> Aim of the exercise
In your copy, set down the entries exactly and exclude the pictures.

> Records for the exercise
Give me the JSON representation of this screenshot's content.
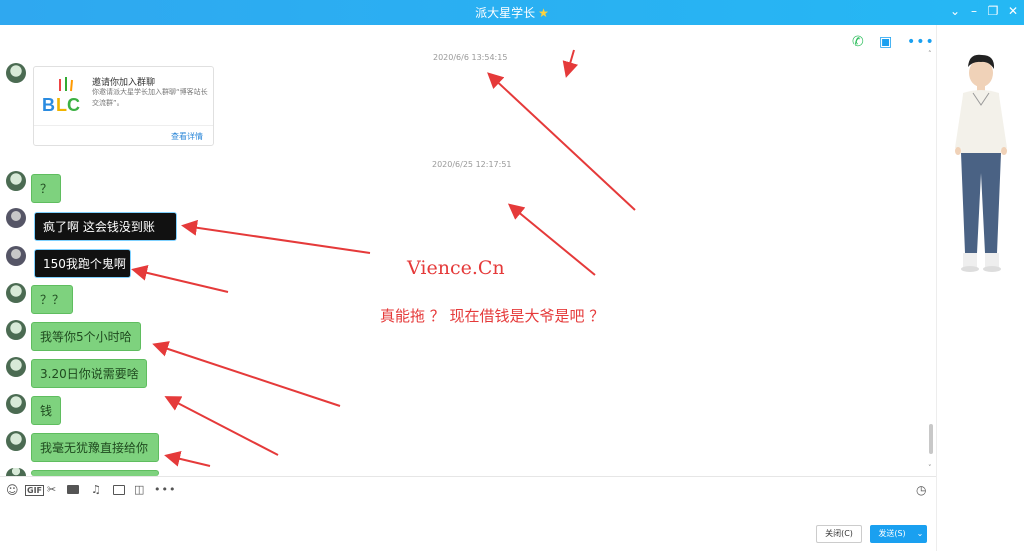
{
  "window": {
    "title": "派大星学长",
    "title_icon": "star-icon"
  },
  "header_icons": [
    "phone-icon",
    "video-icon",
    "more-icon"
  ],
  "timestamps": [
    "2020/6/6 13:54:15",
    "2020/6/25 12:17:51"
  ],
  "card": {
    "title": "邀请你加入群聊",
    "desc": "你邀请派大星学长加入群聊“博客站长交流群”。",
    "link": "查看详情",
    "logo_text": "BLC"
  },
  "messages": [
    {
      "text": "？",
      "style": "green"
    },
    {
      "text": "疯了啊   这会钱没到账",
      "style": "black"
    },
    {
      "text": "150我跑个鬼啊",
      "style": "black"
    },
    {
      "text": "？？",
      "style": "green"
    },
    {
      "text": "我等你5个小时哈",
      "style": "green"
    },
    {
      "text": "3.20日你说需要啥",
      "style": "green"
    },
    {
      "text": "钱",
      "style": "green"
    },
    {
      "text": "我毫无犹豫直接给你",
      "style": "green"
    }
  ],
  "annotations": {
    "watermark": "Vience.Cn",
    "comment": "真能拖 ？ 现在借钱是大爷是吧 ？"
  },
  "toolbar": {
    "icons": [
      "emoji-icon",
      "gif-icon",
      "scissors-icon",
      "folder-icon",
      "music-icon",
      "image-icon",
      "shake-icon",
      "more-icon",
      "history-icon"
    ],
    "gif_label": "GIF"
  },
  "buttons": {
    "close": "关闭(C)",
    "send": "发送(S)"
  },
  "colors": {
    "titlebar": "#2fa8f0",
    "bubble_green": "#7ed27e",
    "bubble_black": "#111111",
    "annotation": "#e53a3a",
    "send": "#1aa0f0"
  }
}
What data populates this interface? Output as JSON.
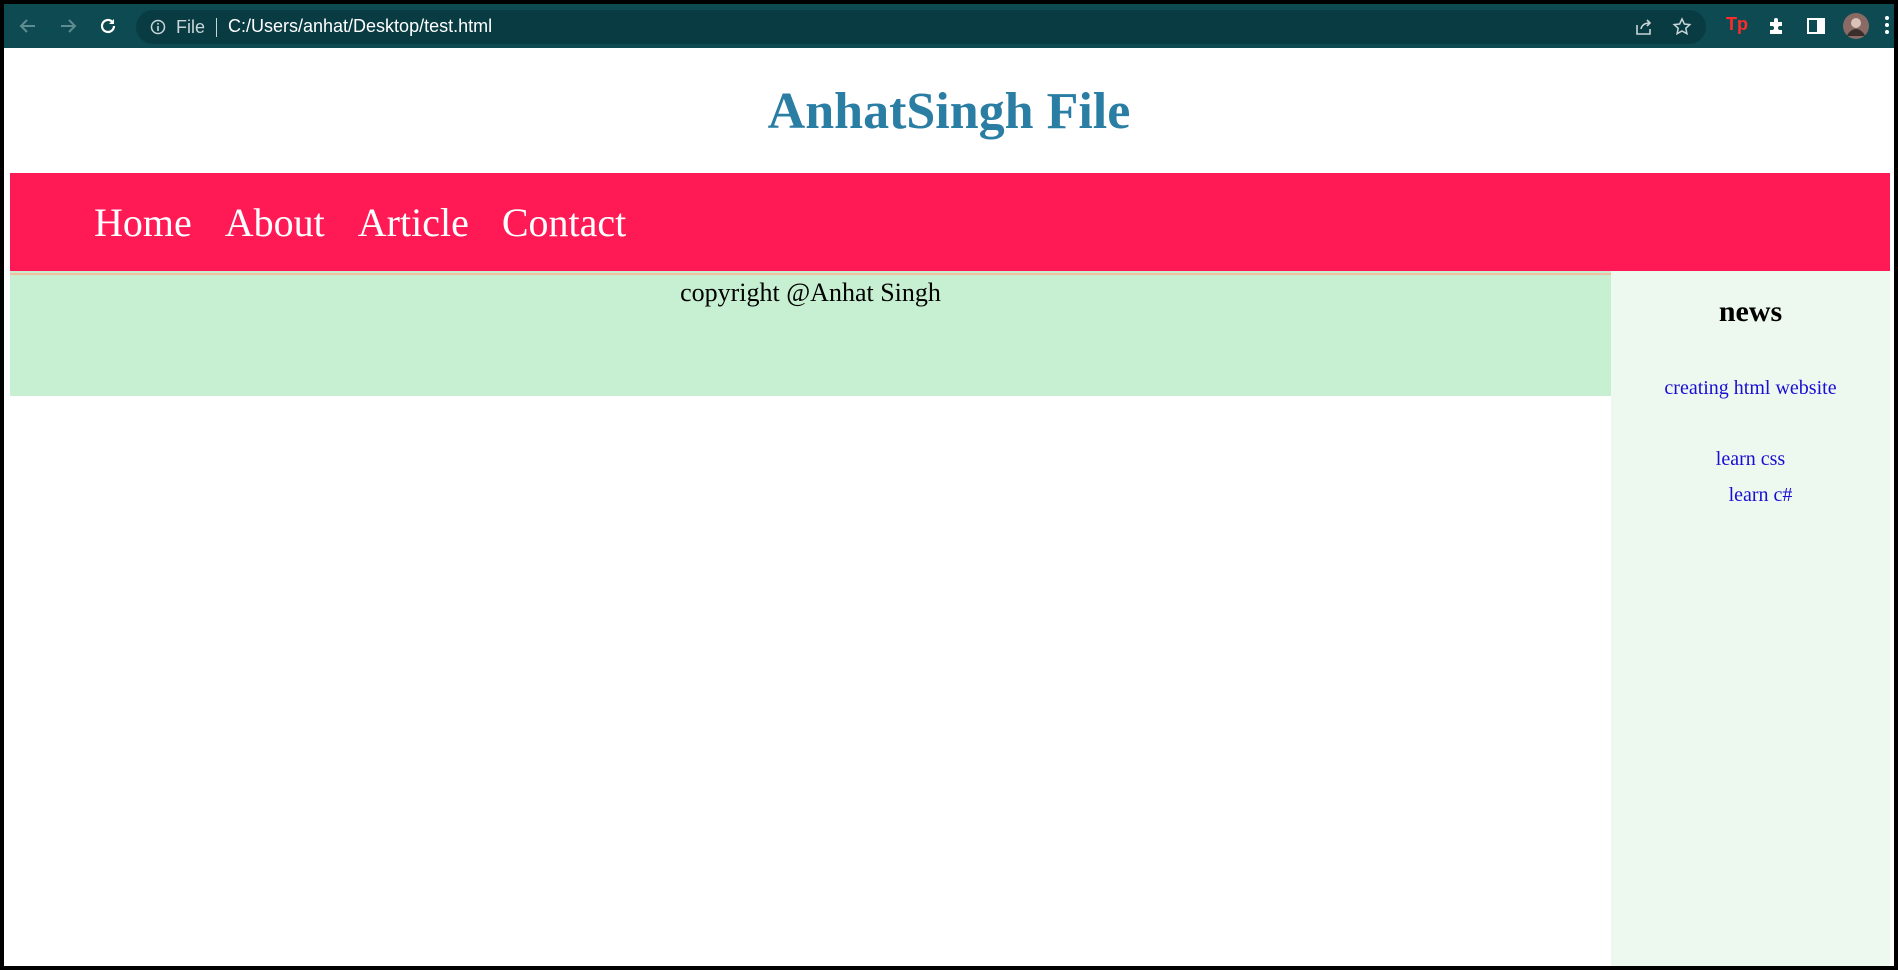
{
  "browser": {
    "file_label": "File",
    "url": "C:/Users/anhat/Desktop/test.html",
    "extension_label": "Tp"
  },
  "page": {
    "title": "AnhatSingh File",
    "nav": [
      "Home",
      "About",
      "Article",
      "Contact"
    ],
    "copyright": "copyright @Anhat Singh",
    "sidebar": {
      "title": "news",
      "links": [
        "creating html website",
        "learn css",
        "learn c#"
      ]
    }
  },
  "colors": {
    "toolbar": "#0d4a52",
    "title": "#2a7da3",
    "navbar": "#ff1a55",
    "footer": "#c7efd1",
    "sidebar": "#edf8ee",
    "link": "#1a0dd4"
  }
}
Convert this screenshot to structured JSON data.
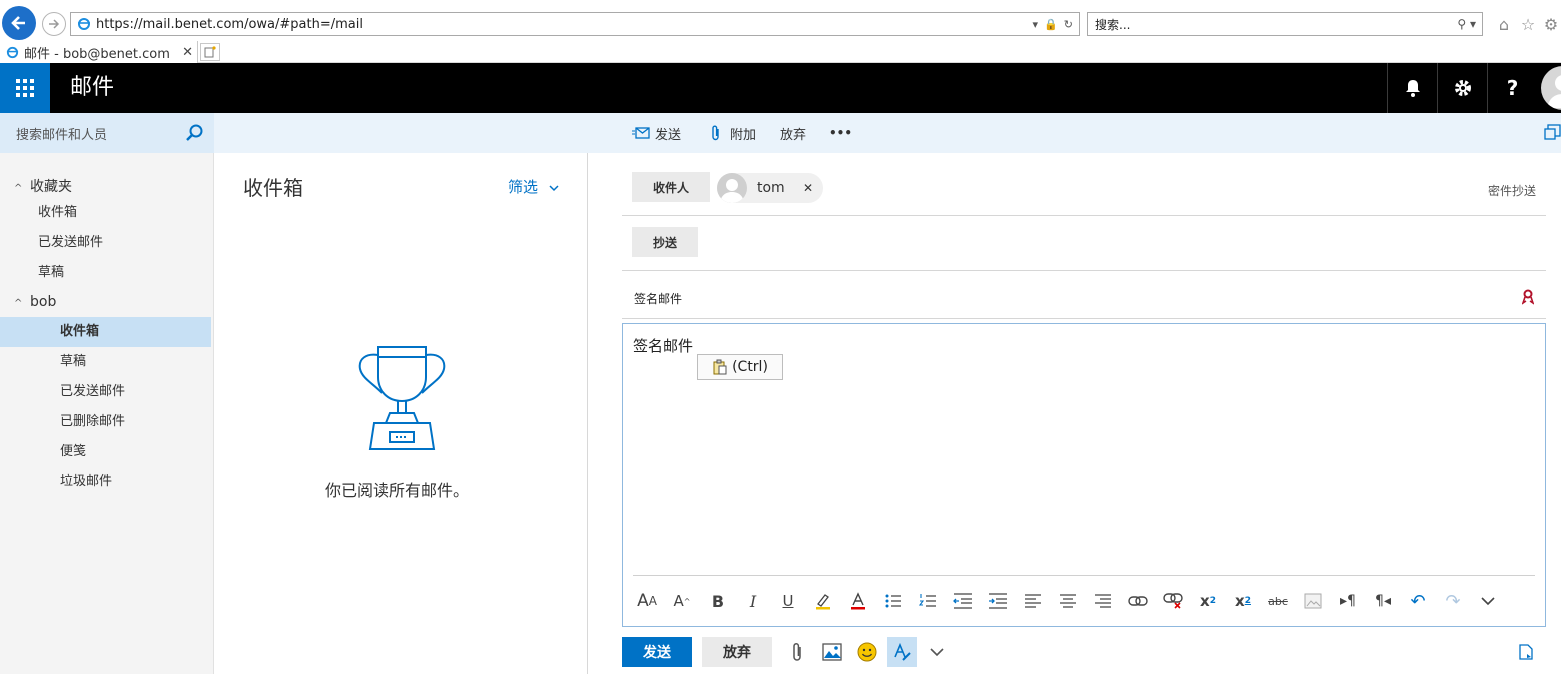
{
  "browser": {
    "url": "https://mail.benet.com/owa/#path=/mail",
    "search_placeholder": "搜索...",
    "tab_title": "邮件 - bob@benet.com"
  },
  "suite": {
    "app_title": "邮件"
  },
  "command_bar": {
    "search_placeholder": "搜索邮件和人员",
    "send": "发送",
    "attach": "附加",
    "discard": "放弃",
    "more": "•••"
  },
  "nav": {
    "favorites": "收藏夹",
    "favorites_items": [
      "收件箱",
      "已发送邮件",
      "草稿"
    ],
    "account": "bob",
    "account_items": [
      "收件箱",
      "草稿",
      "已发送邮件",
      "已删除邮件",
      "便笺",
      "垃圾邮件"
    ]
  },
  "list": {
    "title": "收件箱",
    "filter": "筛选",
    "empty": "你已阅读所有邮件。"
  },
  "compose": {
    "to_label": "收件人",
    "recipient": "tom",
    "bcc_link": "密件抄送",
    "cc_label": "抄送",
    "subject": "签名邮件",
    "body": "签名邮件",
    "paste_popup": "(Ctrl)",
    "send_button": "发送",
    "discard_button": "放弃"
  },
  "colors": {
    "accent": "#0072c6",
    "suite_bg": "#000000",
    "selected": "#c7e0f4"
  }
}
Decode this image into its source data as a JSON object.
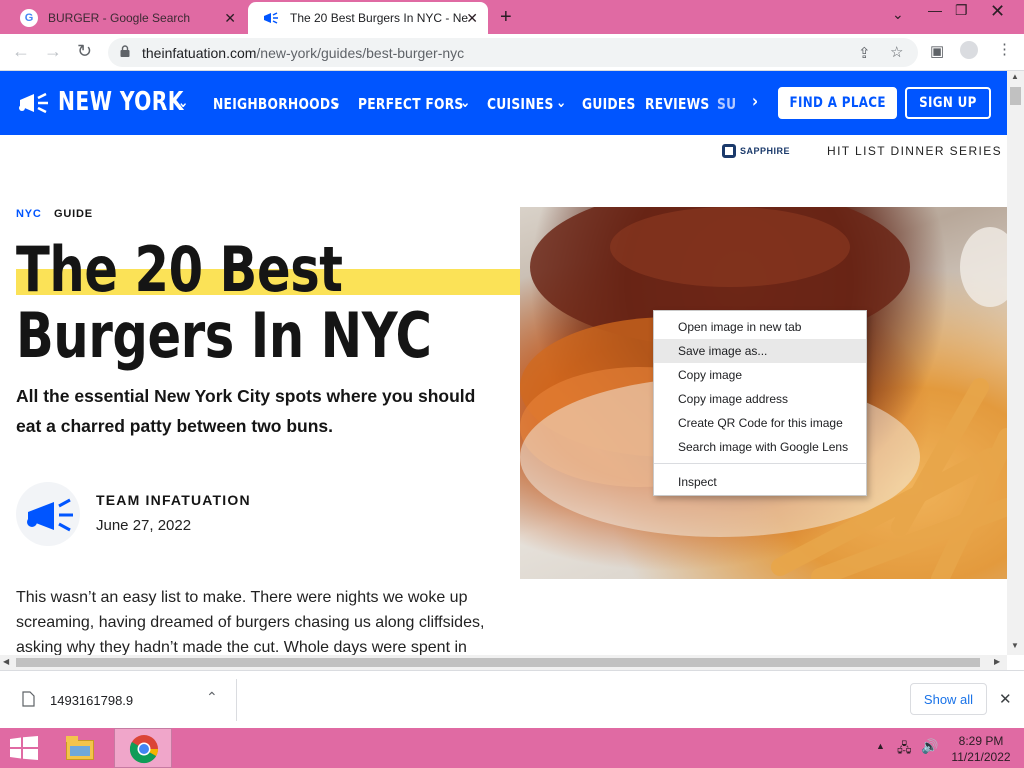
{
  "browser": {
    "tabs": [
      {
        "title": "BURGER - Google Search",
        "icon": "google-icon",
        "active": false
      },
      {
        "title": "The 20 Best Burgers In NYC - Ne",
        "icon": "infatuation-megaphone-icon",
        "active": true
      }
    ],
    "url_domain": "theinfatuation.com",
    "url_path": "/new-york/guides/best-burger-nyc"
  },
  "site": {
    "city": "NEW YORK",
    "nav": [
      "NEIGHBORHOODS",
      "PERFECT FORS",
      "CUISINES",
      "GUIDES",
      "REVIEWS",
      "SU"
    ],
    "find_place": "FIND A PLACE",
    "sign_up": "SIGN UP",
    "sponsor": "SAPPHIRE",
    "hit_list": "HIT LIST DINNER SERIES",
    "brand_color": "#0055ff"
  },
  "article": {
    "tag_city": "NYC",
    "tag_type": "GUIDE",
    "title_line1": "The 20 Best",
    "title_line2": "Burgers In NYC",
    "subtitle": "All the essential New York City spots where you should eat a charred patty between two buns.",
    "author": "TEAM INFATUATION",
    "date": "June 27, 2022",
    "body": "This wasn’t an easy list to make. There were nights we woke up screaming, having dreamed of burgers chasing us along cliffsides, asking why they hadn’t made the cut. Whole days were spent in"
  },
  "context_menu": {
    "items": [
      "Open image in new tab",
      "Save image as...",
      "Copy image",
      "Copy image address",
      "Create QR Code for this image",
      "Search image with Google Lens"
    ],
    "inspect": "Inspect",
    "highlighted_index": 1
  },
  "download_bar": {
    "file_name": "1493161798.9",
    "show_all": "Show all"
  },
  "taskbar": {
    "time": "8:29 PM",
    "date": "11/21/2022"
  }
}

> Task solution
Give me the JSON representation of this screenshot's content.
{
  "window": {
    "title": "派大星学长",
    "title_icon": "star-icon"
  },
  "header_icons": [
    "phone-icon",
    "video-icon",
    "more-icon"
  ],
  "timestamps": [
    "2020/6/6 13:54:15",
    "2020/6/25 12:17:51"
  ],
  "card": {
    "title": "邀请你加入群聊",
    "desc": "你邀请派大星学长加入群聊“博客站长交流群”。",
    "link": "查看详情",
    "logo_text": "BLC"
  },
  "messages": [
    {
      "text": "？",
      "style": "green"
    },
    {
      "text": "疯了啊   这会钱没到账",
      "style": "black"
    },
    {
      "text": "150我跑个鬼啊",
      "style": "black"
    },
    {
      "text": "？？",
      "style": "green"
    },
    {
      "text": "我等你5个小时哈",
      "style": "green"
    },
    {
      "text": "3.20日你说需要啥",
      "style": "green"
    },
    {
      "text": "钱",
      "style": "green"
    },
    {
      "text": "我毫无犹豫直接给你",
      "style": "green"
    }
  ],
  "annotations": {
    "watermark": "Vience.Cn",
    "comment": "真能拖 ？ 现在借钱是大爷是吧 ？"
  },
  "toolbar": {
    "icons": [
      "emoji-icon",
      "gif-icon",
      "scissors-icon",
      "folder-icon",
      "music-icon",
      "image-icon",
      "shake-icon",
      "more-icon",
      "history-icon"
    ],
    "gif_label": "GIF"
  },
  "buttons": {
    "close": "关闭(C)",
    "send": "发送(S)"
  },
  "colors": {
    "titlebar": "#2fa8f0",
    "bubble_green": "#7ed27e",
    "bubble_black": "#111111",
    "annotation": "#e53a3a",
    "send": "#1aa0f0"
  }
}
What data populates this interface? Output as JSON.
{
  "browser": {
    "file_label": "File",
    "url": "C:/Users/anhat/Desktop/test.html",
    "extension_label": "Tp"
  },
  "page": {
    "title": "AnhatSingh File",
    "nav": [
      "Home",
      "About",
      "Article",
      "Contact"
    ],
    "copyright": "copyright @Anhat Singh",
    "sidebar": {
      "title": "news",
      "links": [
        "creating html website",
        "learn css",
        "learn c#"
      ]
    }
  },
  "colors": {
    "toolbar": "#0d4a52",
    "title": "#2a7da3",
    "navbar": "#ff1a55",
    "footer": "#c7efd1",
    "sidebar": "#edf8ee",
    "link": "#1a0dd4"
  }
}
Convert this screenshot to structured JSON data.
{
  "browser": {
    "url": "https://mail.benet.com/owa/#path=/mail",
    "search_placeholder": "搜索...",
    "tab_title": "邮件 - bob@benet.com"
  },
  "suite": {
    "app_title": "邮件"
  },
  "command_bar": {
    "search_placeholder": "搜索邮件和人员",
    "send": "发送",
    "attach": "附加",
    "discard": "放弃",
    "more": "•••"
  },
  "nav": {
    "favorites": "收藏夹",
    "favorites_items": [
      "收件箱",
      "已发送邮件",
      "草稿"
    ],
    "account": "bob",
    "account_items": [
      "收件箱",
      "草稿",
      "已发送邮件",
      "已删除邮件",
      "便笺",
      "垃圾邮件"
    ]
  },
  "list": {
    "title": "收件箱",
    "filter": "筛选",
    "empty": "你已阅读所有邮件。"
  },
  "compose": {
    "to_label": "收件人",
    "recipient": "tom",
    "bcc_link": "密件抄送",
    "cc_label": "抄送",
    "subject": "签名邮件",
    "body": "签名邮件",
    "paste_popup": "(Ctrl)",
    "send_button": "发送",
    "discard_button": "放弃"
  },
  "colors": {
    "accent": "#0072c6",
    "suite_bg": "#000000",
    "selected": "#c7e0f4"
  }
}
Decode this image into its source data as a JSON object.
{
  "browser": {
    "tabs": [
      {
        "title": "BURGER - Google Search",
        "icon": "google-icon",
        "active": false
      },
      {
        "title": "The 20 Best Burgers In NYC - Ne",
        "icon": "infatuation-megaphone-icon",
        "active": true
      }
    ],
    "url_domain": "theinfatuation.com",
    "url_path": "/new-york/guides/best-burger-nyc"
  },
  "site": {
    "city": "NEW YORK",
    "nav": [
      "NEIGHBORHOODS",
      "PERFECT FORS",
      "CUISINES",
      "GUIDES",
      "REVIEWS",
      "SU"
    ],
    "find_place": "FIND A PLACE",
    "sign_up": "SIGN UP",
    "sponsor": "SAPPHIRE",
    "hit_list": "HIT LIST DINNER SERIES",
    "brand_color": "#0055ff"
  },
  "article": {
    "tag_city": "NYC",
    "tag_type": "GUIDE",
    "title_line1": "The 20 Best",
    "title_line2": "Burgers In NYC",
    "subtitle": "All the essential New York City spots where you should eat a charred patty between two buns.",
    "author": "TEAM INFATUATION",
    "date": "June 27, 2022",
    "body": "This wasn’t an easy list to make. There were nights we woke up screaming, having dreamed of burgers chasing us along cliffsides, asking why they hadn’t made the cut. Whole days were spent in"
  },
  "context_menu": {
    "items": [
      "Open image in new tab",
      "Save image as...",
      "Copy image",
      "Copy image address",
      "Create QR Code for this image",
      "Search image with Google Lens"
    ],
    "inspect": "Inspect",
    "highlighted_index": 1
  },
  "download_bar": {
    "file_name": "1493161798.9",
    "show_all": "Show all"
  },
  "taskbar": {
    "time": "8:29 PM",
    "date": "11/21/2022"
  }
}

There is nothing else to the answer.